Burned-out corporate workers in the city of Hangzhou, sometimes known as the e-commerce capital of China, are turning to the Dharma for respite from the pressures of the modern-day city grind. For many, retreating to the historic Lingyin Temple in the nearby mountains to study Sanskrit offers relief from the capitalist rat race and an opportunity to slow down and reflect on the meaning of life.
At Lingyin Temple, which aptly translates as Temple of the Soul’s Retreat, shaven-headed monastics sit alongside lay students, all of whom have assembled to study Sanskrit, the ancient language of some of Buddhism’s most profound and beloved texts. Unlike learning to code or speak a foreign language, there’s no obvious professional or financial payoff, yet the lay students here are undeterred by the superficial lack of utility, finding a deeper satisfaction in their pursuit.
“I just come here out of interest and for some quality time,” said a student named Zhang Weifu, who works as a German translator in the city. “Hangzhou is booming, but this is a quiet place and it’s so relaxing to come here and study. Your heart rate slows down.” (Washington Post)
Located at the northwest of West Lake in Hangzhou’s Wulin Mountains, nestled between Feilai Mountain and Beigao Mountain, Lingyin, a temple in the Chan school of Buddhism, prides itself on being one of the oldest and most significant Buddhist temples in China, dated to the Eastern Jin dynasty (265–420). According to tradition, it was founded in 326 CE by Master Huili (fl. 320s CE), a monk from western India. During its peak under the Wuyue Kingdom (907–78), Lingyin was home to more than 3,000 monks, encompassing nine multi-story buildings, 72 halls, 18 pavilions, and some 1,300 dormitory rooms.
The temple has been rebuilt multiple times over its long history, and although was damaged during China’s Cultural revolution, it escaped wholesale destruction partly because of the protection of then-premier Zhou Enlai. The existing buildings in the temple complex are modern restorations of late Qing dynasty (1644–1911) architecture. Now one of the largest and wealthiest Buddhist temples in China, Lingyin Temple attracts thousands of visitors and Buddhist pilgrims every day.
“There are a lot of people who come here because they’re looking for inner peace,” said Lingyin Temple’s deputy abbot, Jun Heng. “They might be addicted to technology, or stuck in the rat race, or depressed by life. They are living with a lot of stress, so when they are up here with the Buddhist monks, they can find quiet. They are not necessarily Buddhists.” (Washington Post)
Despite increasingly tight state restrictions on religions practiced in China, including Buddhism, Lingyin Temple remains a popular pilgrimage destination and one of the state-sanctioned centers where Buddhism-related studies may be pursued and practiced.

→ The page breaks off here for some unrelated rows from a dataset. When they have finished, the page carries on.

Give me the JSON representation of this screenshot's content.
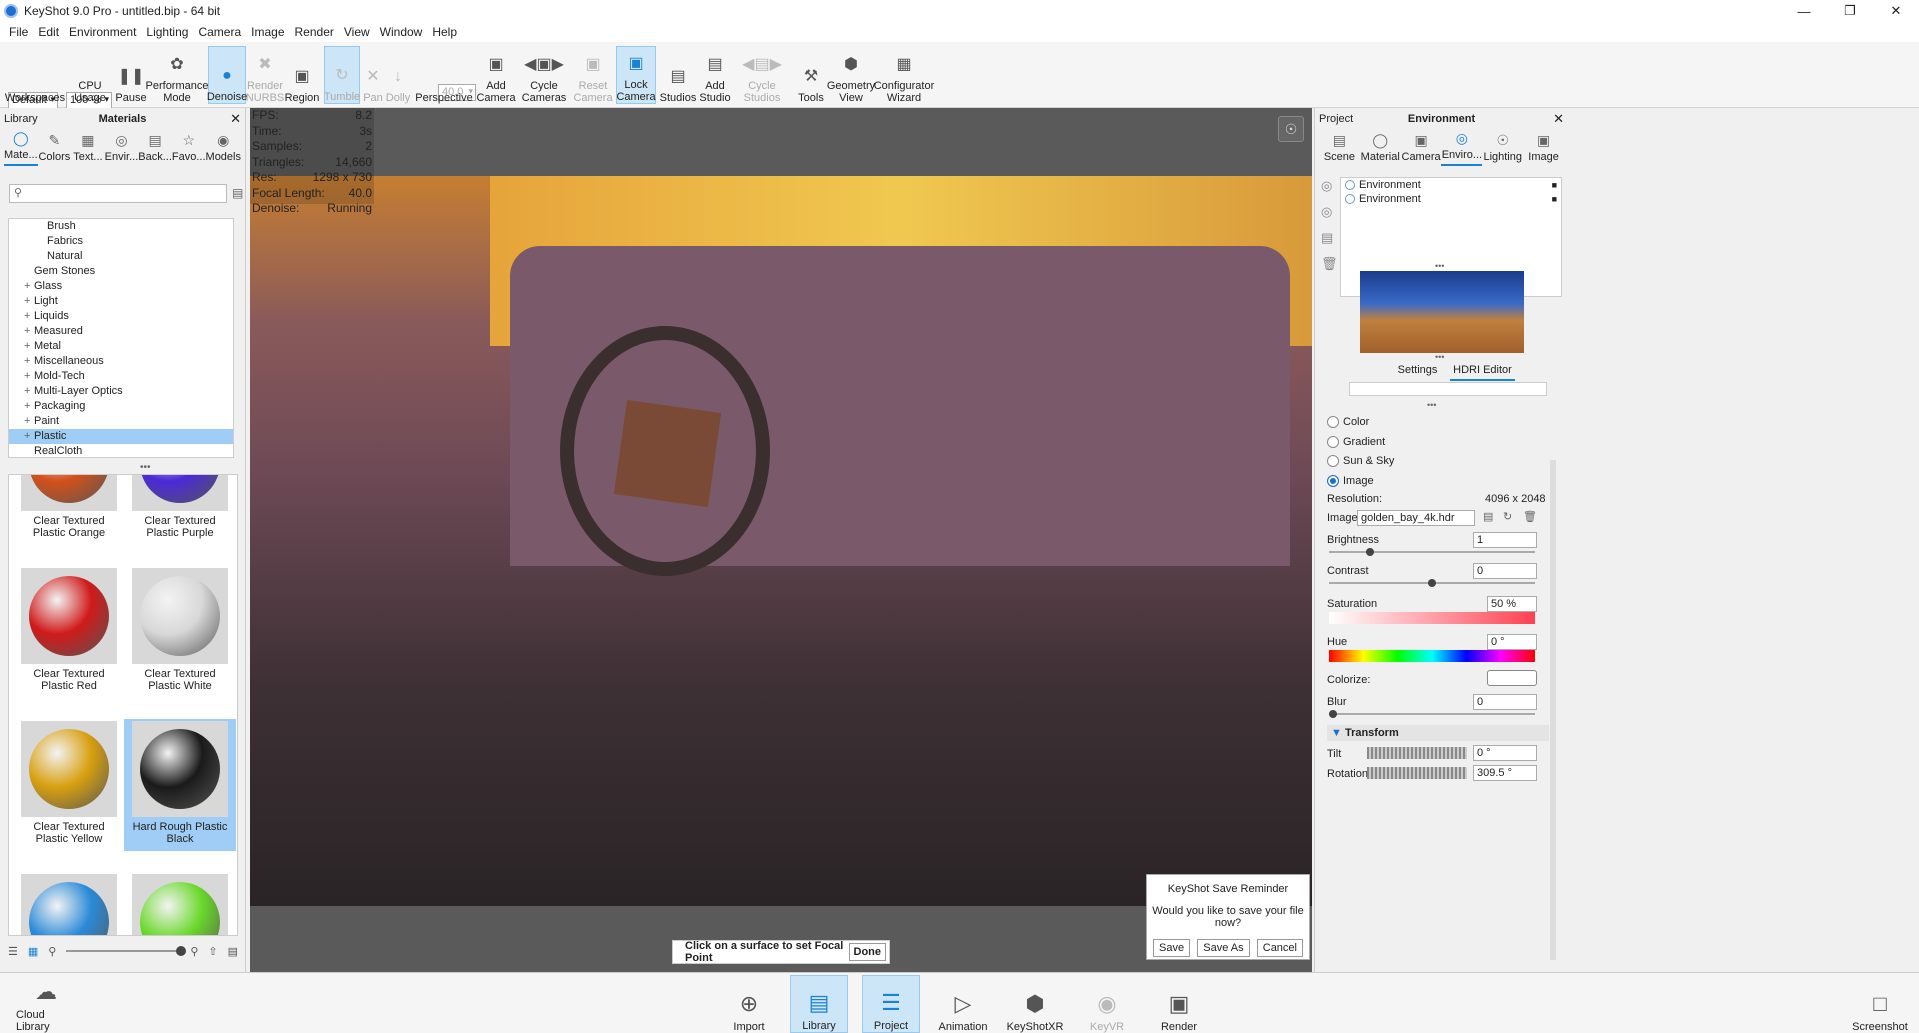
{
  "window": {
    "title": "KeyShot 9.0 Pro  - untitled.bip  - 64 bit"
  },
  "menu": [
    "File",
    "Edit",
    "Environment",
    "Lighting",
    "Camera",
    "Image",
    "Render",
    "View",
    "Window",
    "Help"
  ],
  "toolbar": {
    "workspace_value": "Default",
    "cpu_value": "100 %",
    "perspective_value": "40.0",
    "items": [
      "Workspaces",
      "CPU Usage",
      "Pause",
      "Performance Mode",
      "Denoise",
      "Render NURBS",
      "Region",
      "Tumble",
      "Pan",
      "Dolly",
      "Perspective",
      "Add Camera",
      "Cycle Cameras",
      "Reset Camera",
      "Lock Camera",
      "Studios",
      "Add Studio",
      "Cycle Studios",
      "Tools",
      "Geometry View",
      "Configurator Wizard"
    ]
  },
  "library": {
    "left_title": "Library",
    "center_title": "Materials",
    "tabs": [
      "Mate...",
      "Colors",
      "Text...",
      "Envir...",
      "Back...",
      "Favo...",
      "Models"
    ],
    "search_placeholder": "",
    "tree": [
      {
        "label": "Brush",
        "prefix": "",
        "indent": 2
      },
      {
        "label": "Fabrics",
        "prefix": "",
        "indent": 2
      },
      {
        "label": "Natural",
        "prefix": "",
        "indent": 2
      },
      {
        "label": "Gem Stones",
        "prefix": "",
        "indent": 1
      },
      {
        "label": "Glass",
        "prefix": "+",
        "indent": 1
      },
      {
        "label": "Light",
        "prefix": "+",
        "indent": 1
      },
      {
        "label": "Liquids",
        "prefix": "+",
        "indent": 1
      },
      {
        "label": "Measured",
        "prefix": "+",
        "indent": 1
      },
      {
        "label": "Metal",
        "prefix": "+",
        "indent": 1
      },
      {
        "label": "Miscellaneous",
        "prefix": "+",
        "indent": 1
      },
      {
        "label": "Mold-Tech",
        "prefix": "+",
        "indent": 1
      },
      {
        "label": "Multi-Layer Optics",
        "prefix": "+",
        "indent": 1
      },
      {
        "label": "Packaging",
        "prefix": "+",
        "indent": 1
      },
      {
        "label": "Paint",
        "prefix": "+",
        "indent": 1
      },
      {
        "label": "Plastic",
        "prefix": "+",
        "indent": 1
      },
      {
        "label": "RealCloth",
        "prefix": "",
        "indent": 1
      }
    ],
    "thumbs": [
      {
        "label": "Clear Textured Plastic Orange",
        "color": "#d4501a"
      },
      {
        "label": "Clear Textured Plastic Purple",
        "color": "#4a2ad8"
      },
      {
        "label": "Clear Textured Plastic Red",
        "color": "#d01a1a"
      },
      {
        "label": "Clear Textured Plastic White",
        "color": "#d8d8d8"
      },
      {
        "label": "Clear Textured Plastic Yellow",
        "color": "#d8a010"
      },
      {
        "label": "Hard Rough Plastic Black",
        "color": "#1a1a1a"
      },
      {
        "label": "",
        "color": "#2a8ad8"
      },
      {
        "label": "",
        "color": "#6ad82a"
      }
    ],
    "cloud_label": "Cloud Library"
  },
  "stats": [
    {
      "k": "FPS:",
      "v": "8.2"
    },
    {
      "k": "Time:",
      "v": "3s"
    },
    {
      "k": "Samples:",
      "v": "2"
    },
    {
      "k": "Triangles:",
      "v": "14,660"
    },
    {
      "k": "Res:",
      "v": "1298 x 730"
    },
    {
      "k": "Focal Length:",
      "v": "40.0"
    },
    {
      "k": "Denoise:",
      "v": "Running"
    }
  ],
  "focal_prompt": {
    "text": "Click on a surface to set Focal Point",
    "done": "Done"
  },
  "reminder": {
    "title": "KeyShot Save Reminder",
    "question": "Would you like to save your file now?",
    "save": "Save",
    "save_as": "Save As",
    "cancel": "Cancel"
  },
  "project": {
    "left_title": "Project",
    "center_title": "Environment",
    "tabs": [
      "Scene",
      "Material",
      "Camera",
      "Enviro...",
      "Lighting",
      "Image"
    ],
    "env_items": [
      "Environment",
      "Environment"
    ],
    "subtabs": [
      "Settings",
      "HDRI Editor"
    ],
    "radios": [
      "Color",
      "Gradient",
      "Sun & Sky",
      "Image"
    ],
    "resolution_label": "Resolution:",
    "resolution_value": "4096 x 2048",
    "image_label": "Image",
    "image_value": "golden_bay_4k.hdr",
    "brightness_label": "Brightness",
    "brightness_value": "1",
    "brightness_level": 0.2,
    "contrast_label": "Contrast",
    "contrast_value": "0",
    "contrast_level": 0.5,
    "saturation_label": "Saturation",
    "saturation_value": "50 %",
    "hue_label": "Hue",
    "hue_value": "0 °",
    "colorize_label": "Colorize:",
    "blur_label": "Blur",
    "blur_value": "0",
    "transform_label": "Transform",
    "tilt_label": "Tilt",
    "tilt_value": "0 °",
    "rotation_label": "Rotation",
    "rotation_value": "309.5 °"
  },
  "bottom": {
    "items": [
      "Import",
      "Library",
      "Project",
      "Animation",
      "KeyShotXR",
      "KeyVR",
      "Render"
    ],
    "screenshot": "Screenshot"
  }
}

Professor Li Wei, who began teaching Sanskrit at the Lingyin’s Buddhism Academy in 2015, said his first class was so popular that fewer than half of the course’s 380 applicants could be accepted—among them a 10-year-old child, a yoga teacher, an architect, and several retirees. Prof. Li noted that only 50 of the original students remained in the class by the end of the semester, and of them, only 20 signed up to continue in the following semester.
Nevertheless, those students with the determination to continue all say they have found their lives enriched in various ways. Twenty-six-year-old Ni Jiajia said taking the class has been a way for her to engage with the outside world and escape her otherwise reclusive lifestyle.
Meanwhile, 25-year-old law clerk Thomas Shen, said he enjoyed the course for the intellectual stimulation: “People have different hobbies. Some people might play basketball, or play PC games, or chase after pop stars. For me, learning languages is my hobby because I can understand different cultures and how people live.” (Washington Post)
“In this program, I get to slow down and find a deeper meaning, reflect on what is important,” said Jenny Li, who works in international trade and has been studying Sanskrit for more than a year. (Washington Post)
Li added that when her friends ask her why she’s willing to spend time studying something with no obvious material benefit, she explains that she does so partly to develop mindfulness and awareness and partly because, as a Buddhist, she is seeking a deeper understanding of the ancient texts.
“Sometimes you need to do things for your inner needs,” she said. “For us in the millennial generation, we don’t need food or money as much as we need more spiritual sustenance.” (Washington Post)